Volunteer spotlight: Nancy O’Connor
Ryan Summerlin July 29, 2014
Dogs of all sizes bark in excitement as they arrive at Furburbia each day at noon. Already waiting is Parkite Nancy O’Connor. Clutching a leash in one hand she takes hold of Tank, a black terrier/pit bull mix, who wags his tail happily as he is led away for the first of his three daily walks.
As the duo pass patrons of the Tanger Outlet Center one couple pauses to admire Tank. O’Connor smiles and strikes up a friendly conversation, casually mentioning that the dog is searching for a forever home.
For the past six months, O’Connor has given up her daily lunch break to spend time with the animals at Furburbia who are waiting to be adopted.
"Sometimes it’s the best part of my day," O’Connor cheerily explained. "Animals live in the moment so they’re so happy that you gave them 20 minutes or whatever you were able to give them."
In addition to walking the dogs and playing with the many cats that Furburbia hosts, O’Connor transports animals, cleans, and fills in doing odd jobs when needed. She even spent part of her Fourth of July cleaning cat condos
"She’ll do anything. There hasn’t been a limit to what she’ll offer the animals," remarked supervisor Cathy Clark, who pointed out that O’Connor also gives time with Paws For Life Utah, a volunteer organization that works with the Heber City Animal Shelter.
Furburbia is a no-kill shelter meaning that the animals it takes in are guaranteed a place to stay until they are adopted by a loving family. Unfortunately, some animals have to wait longer than others.
"All the older animals I really feel for because most people, they want young pets," mentioned O’Connor. "(Pit bulls) really get a bad rap. Every pit bull we have ever had in this program is the sweetest, most loving animal that I’ve ever met."

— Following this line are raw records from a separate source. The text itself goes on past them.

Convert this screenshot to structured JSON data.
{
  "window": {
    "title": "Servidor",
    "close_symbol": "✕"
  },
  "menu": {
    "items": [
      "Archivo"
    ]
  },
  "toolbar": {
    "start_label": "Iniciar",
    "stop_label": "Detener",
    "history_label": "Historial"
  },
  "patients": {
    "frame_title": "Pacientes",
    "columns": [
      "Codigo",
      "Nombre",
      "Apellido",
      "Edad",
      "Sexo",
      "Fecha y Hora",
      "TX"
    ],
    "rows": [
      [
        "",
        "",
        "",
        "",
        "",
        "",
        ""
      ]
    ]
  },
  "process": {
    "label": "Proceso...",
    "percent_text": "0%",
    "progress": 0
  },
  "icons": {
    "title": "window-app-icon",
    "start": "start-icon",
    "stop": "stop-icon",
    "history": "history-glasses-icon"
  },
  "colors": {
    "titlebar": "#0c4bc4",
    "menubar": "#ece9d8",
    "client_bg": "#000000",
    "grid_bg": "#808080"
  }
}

Until they find families the animals are given top-quality care, something O’Connor credits the Furburbia staff for.
"[The animals] might not be in a home but they are getting a ton of attention and a lot of loving. And they’re safe, which is the most important thing."